We were only talking about the “new” iPad in March and today Apple just announced its 4th Generation iPad. The display is identical to the current iPad with retina display, and the overall design hasn’t changed much from the iPad 2 announced in 2011. The 4th generation device does have Apple’s faster A6 processor now found in the iPhone 5. The company claims it’s now twice as fast as the previous model.
Recommendation: If you have an iPad with retina display the new iPad announced today is faster but that’s about it. There’s no compelling feature that makes this 4th generation unit a must-have. Next year’s refresh might be worth looking at depending on what features Apple adds to the device.
This new smaller iPad can be grabbed by one hand relatively comfortably and fits same screen resolution in 7.9 inches as the 9.7 inch screen does on the larger iPads. This means that all existing apps will work just fine from day one without having to wait for updates to fit yet another screen size. The mini shares the same processor as the iPad 2 which is more than adequate for existing apps and web surfing but not as high performing as the 4th generation iPad. The smaller screen is not “retina” quality like its larger sibling, making the screen appear less sharp than it does on a retina iPad or the iPhone 4, 4S, and 5 .
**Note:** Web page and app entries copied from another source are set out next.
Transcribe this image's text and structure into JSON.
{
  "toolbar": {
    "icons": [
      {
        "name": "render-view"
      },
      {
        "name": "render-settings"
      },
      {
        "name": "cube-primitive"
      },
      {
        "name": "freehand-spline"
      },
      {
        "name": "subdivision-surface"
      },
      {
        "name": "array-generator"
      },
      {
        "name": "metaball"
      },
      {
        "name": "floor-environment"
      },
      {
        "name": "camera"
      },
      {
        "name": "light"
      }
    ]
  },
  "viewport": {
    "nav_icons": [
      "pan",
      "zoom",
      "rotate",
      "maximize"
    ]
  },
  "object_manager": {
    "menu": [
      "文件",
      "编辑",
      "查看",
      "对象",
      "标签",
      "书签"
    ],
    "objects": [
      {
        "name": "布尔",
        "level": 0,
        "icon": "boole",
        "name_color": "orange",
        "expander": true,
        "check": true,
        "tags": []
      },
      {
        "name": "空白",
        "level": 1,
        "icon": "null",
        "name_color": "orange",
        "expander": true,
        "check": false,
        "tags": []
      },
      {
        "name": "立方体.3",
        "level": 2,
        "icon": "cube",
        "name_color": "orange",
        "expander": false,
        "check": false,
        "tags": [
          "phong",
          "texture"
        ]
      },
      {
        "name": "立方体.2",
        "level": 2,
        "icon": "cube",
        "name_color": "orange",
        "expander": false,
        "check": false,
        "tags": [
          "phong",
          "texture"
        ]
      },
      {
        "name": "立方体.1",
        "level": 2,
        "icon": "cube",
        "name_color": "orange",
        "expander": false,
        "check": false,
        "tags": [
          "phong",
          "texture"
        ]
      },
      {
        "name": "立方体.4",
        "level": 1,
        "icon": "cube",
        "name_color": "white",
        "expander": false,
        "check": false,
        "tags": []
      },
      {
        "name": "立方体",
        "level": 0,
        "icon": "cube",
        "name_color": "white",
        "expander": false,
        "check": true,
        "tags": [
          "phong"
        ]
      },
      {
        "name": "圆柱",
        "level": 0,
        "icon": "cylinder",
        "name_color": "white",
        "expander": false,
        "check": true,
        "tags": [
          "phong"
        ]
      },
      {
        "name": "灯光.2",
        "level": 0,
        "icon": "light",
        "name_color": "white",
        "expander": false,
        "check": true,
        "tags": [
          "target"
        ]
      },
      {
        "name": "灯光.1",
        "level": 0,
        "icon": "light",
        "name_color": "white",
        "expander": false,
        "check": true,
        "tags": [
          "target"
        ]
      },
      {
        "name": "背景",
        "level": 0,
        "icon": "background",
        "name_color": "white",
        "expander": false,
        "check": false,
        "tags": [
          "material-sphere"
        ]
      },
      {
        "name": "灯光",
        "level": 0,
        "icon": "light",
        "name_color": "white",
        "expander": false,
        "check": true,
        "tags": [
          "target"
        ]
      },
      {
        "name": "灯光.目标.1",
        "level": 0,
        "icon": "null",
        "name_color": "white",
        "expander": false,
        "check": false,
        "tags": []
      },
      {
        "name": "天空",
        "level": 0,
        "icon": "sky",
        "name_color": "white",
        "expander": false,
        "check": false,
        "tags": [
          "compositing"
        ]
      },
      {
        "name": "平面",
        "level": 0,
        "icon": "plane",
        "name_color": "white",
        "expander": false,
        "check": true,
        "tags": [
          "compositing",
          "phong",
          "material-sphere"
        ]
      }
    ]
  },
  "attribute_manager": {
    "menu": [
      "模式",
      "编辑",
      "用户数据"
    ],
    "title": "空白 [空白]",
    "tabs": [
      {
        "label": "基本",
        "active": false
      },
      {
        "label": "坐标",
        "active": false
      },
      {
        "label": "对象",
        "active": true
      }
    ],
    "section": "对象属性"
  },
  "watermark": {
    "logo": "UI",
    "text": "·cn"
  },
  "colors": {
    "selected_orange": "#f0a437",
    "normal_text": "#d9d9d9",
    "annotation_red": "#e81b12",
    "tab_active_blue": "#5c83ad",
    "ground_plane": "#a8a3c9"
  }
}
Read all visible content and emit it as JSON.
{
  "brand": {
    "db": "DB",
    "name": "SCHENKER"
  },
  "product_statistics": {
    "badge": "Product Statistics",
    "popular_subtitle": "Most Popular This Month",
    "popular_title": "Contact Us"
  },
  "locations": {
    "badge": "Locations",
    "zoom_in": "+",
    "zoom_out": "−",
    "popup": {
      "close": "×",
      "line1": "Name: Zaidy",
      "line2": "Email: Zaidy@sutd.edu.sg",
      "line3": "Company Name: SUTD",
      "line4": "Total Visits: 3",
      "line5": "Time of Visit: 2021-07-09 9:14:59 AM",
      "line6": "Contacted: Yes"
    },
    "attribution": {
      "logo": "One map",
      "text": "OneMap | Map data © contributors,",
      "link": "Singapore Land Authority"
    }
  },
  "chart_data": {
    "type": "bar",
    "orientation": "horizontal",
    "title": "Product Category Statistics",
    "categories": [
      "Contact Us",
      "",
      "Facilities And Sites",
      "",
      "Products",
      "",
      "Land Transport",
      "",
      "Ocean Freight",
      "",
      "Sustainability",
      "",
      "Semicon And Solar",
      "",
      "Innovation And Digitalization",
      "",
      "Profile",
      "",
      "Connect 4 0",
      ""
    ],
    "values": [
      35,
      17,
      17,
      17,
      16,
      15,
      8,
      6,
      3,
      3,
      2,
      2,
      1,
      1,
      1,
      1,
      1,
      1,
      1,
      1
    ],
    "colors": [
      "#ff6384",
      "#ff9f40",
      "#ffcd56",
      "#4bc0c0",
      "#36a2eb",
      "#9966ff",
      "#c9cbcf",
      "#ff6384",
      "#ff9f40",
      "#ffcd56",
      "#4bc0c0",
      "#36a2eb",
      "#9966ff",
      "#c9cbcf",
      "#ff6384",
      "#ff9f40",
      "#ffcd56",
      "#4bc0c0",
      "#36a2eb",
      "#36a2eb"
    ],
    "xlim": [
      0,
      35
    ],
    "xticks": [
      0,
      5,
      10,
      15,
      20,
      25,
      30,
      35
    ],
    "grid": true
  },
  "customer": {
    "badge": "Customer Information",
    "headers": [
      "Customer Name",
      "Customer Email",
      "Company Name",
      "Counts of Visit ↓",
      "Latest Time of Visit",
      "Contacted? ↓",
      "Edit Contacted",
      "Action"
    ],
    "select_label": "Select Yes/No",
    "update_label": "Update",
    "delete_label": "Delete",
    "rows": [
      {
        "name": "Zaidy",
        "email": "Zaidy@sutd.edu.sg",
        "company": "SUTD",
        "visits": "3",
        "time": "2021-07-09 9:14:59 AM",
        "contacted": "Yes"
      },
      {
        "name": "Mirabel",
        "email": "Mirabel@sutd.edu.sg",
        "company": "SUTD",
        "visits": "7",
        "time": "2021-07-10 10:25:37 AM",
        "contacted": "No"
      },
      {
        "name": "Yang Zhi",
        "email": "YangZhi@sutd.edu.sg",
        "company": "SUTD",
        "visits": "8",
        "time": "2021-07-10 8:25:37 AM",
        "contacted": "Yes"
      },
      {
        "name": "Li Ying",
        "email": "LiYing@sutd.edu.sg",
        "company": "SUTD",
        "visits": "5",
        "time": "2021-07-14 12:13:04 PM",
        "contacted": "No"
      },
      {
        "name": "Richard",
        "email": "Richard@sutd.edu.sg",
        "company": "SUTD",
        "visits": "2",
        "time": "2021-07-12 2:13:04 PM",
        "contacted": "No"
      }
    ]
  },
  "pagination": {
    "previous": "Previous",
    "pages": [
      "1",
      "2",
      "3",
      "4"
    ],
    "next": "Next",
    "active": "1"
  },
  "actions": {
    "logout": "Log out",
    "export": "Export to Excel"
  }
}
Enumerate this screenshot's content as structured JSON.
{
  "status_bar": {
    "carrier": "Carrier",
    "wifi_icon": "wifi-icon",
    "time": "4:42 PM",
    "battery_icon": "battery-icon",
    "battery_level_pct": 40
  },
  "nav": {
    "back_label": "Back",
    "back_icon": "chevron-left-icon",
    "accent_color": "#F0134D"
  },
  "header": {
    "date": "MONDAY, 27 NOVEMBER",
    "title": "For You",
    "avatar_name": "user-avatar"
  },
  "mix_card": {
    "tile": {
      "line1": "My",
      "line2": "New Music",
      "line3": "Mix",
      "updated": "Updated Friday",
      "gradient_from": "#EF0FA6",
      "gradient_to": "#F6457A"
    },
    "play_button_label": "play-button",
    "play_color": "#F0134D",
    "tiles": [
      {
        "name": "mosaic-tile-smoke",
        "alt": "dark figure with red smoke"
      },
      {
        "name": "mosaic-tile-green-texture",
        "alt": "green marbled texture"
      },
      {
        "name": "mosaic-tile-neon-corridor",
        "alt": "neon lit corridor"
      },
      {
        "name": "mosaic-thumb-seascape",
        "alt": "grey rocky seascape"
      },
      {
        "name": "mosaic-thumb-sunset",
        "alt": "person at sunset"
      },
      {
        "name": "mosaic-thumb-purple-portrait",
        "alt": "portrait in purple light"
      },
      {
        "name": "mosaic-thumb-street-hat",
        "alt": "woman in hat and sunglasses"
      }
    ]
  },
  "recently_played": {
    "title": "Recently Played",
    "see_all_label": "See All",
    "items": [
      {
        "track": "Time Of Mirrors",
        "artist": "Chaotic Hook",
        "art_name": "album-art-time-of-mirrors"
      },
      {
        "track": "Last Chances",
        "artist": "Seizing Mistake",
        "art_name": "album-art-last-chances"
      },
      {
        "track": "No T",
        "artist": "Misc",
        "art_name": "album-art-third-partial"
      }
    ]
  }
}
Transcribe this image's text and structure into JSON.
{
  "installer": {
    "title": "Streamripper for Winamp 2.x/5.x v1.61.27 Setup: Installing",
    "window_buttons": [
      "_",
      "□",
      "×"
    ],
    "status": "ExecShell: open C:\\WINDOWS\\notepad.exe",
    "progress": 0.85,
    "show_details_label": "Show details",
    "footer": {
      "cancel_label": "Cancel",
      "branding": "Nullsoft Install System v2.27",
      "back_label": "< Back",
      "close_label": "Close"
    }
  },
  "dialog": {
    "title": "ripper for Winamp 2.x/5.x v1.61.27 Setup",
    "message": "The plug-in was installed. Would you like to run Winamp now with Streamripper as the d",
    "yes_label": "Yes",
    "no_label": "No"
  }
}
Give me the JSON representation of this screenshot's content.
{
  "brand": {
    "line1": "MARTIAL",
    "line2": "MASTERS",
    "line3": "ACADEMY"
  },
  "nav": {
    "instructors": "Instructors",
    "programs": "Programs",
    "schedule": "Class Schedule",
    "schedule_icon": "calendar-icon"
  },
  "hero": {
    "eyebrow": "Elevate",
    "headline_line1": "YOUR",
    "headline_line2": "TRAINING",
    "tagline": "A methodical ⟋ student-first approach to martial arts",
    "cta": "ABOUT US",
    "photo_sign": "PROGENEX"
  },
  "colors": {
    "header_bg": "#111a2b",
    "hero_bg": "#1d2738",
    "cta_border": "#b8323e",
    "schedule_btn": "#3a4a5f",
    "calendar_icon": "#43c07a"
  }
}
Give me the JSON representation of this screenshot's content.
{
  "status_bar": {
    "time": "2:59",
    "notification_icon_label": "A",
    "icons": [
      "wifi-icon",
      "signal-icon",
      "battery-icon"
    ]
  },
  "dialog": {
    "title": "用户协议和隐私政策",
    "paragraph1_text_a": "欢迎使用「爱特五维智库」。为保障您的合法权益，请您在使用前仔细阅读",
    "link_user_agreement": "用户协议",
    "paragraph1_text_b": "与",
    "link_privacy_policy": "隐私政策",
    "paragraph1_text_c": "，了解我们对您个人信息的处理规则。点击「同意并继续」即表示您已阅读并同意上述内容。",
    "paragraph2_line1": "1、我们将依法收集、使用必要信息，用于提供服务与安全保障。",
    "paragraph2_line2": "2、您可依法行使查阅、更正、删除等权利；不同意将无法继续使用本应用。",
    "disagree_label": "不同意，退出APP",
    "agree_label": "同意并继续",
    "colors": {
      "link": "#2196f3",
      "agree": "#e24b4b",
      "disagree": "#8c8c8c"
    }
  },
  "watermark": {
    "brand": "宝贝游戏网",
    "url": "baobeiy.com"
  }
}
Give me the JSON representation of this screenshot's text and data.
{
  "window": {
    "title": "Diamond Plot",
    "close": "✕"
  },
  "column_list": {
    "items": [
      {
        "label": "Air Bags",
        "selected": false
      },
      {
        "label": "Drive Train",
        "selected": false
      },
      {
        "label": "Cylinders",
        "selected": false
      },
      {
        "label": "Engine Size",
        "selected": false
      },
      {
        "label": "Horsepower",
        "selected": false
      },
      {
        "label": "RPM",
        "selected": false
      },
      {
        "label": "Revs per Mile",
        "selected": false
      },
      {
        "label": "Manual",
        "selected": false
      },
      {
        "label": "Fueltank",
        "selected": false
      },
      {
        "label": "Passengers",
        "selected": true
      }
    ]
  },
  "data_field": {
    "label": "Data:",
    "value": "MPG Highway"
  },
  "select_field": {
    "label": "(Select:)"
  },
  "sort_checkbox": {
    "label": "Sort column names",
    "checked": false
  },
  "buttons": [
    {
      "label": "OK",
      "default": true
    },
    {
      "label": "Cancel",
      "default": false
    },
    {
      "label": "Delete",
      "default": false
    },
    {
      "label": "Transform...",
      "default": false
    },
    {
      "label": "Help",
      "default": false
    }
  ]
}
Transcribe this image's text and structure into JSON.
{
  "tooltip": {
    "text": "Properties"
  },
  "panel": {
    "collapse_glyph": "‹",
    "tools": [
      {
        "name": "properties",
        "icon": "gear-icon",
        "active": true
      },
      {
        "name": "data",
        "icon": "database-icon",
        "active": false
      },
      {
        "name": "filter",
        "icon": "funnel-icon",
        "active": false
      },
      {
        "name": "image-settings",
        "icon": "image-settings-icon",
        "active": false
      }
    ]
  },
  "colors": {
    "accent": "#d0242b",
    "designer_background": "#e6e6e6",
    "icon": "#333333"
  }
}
Recommendation:For those happy with the larger iPads there’s no compelling reason to “cross-grade” to this one especially given the screen will not be as crisp as the retina-based iPads. For those happy with the larger iPad but looking for a smaller form factor the mini is a no-brainer. But if you’re not beholden to the iOS platform, competing devices like the Kindle Fire HD and Google Nexus 7 can offer a similar 7” tablet experience with sharper, retina quality displays for $130 less. The iPad mini starts at $329 while Kindle and Nexus start at $199.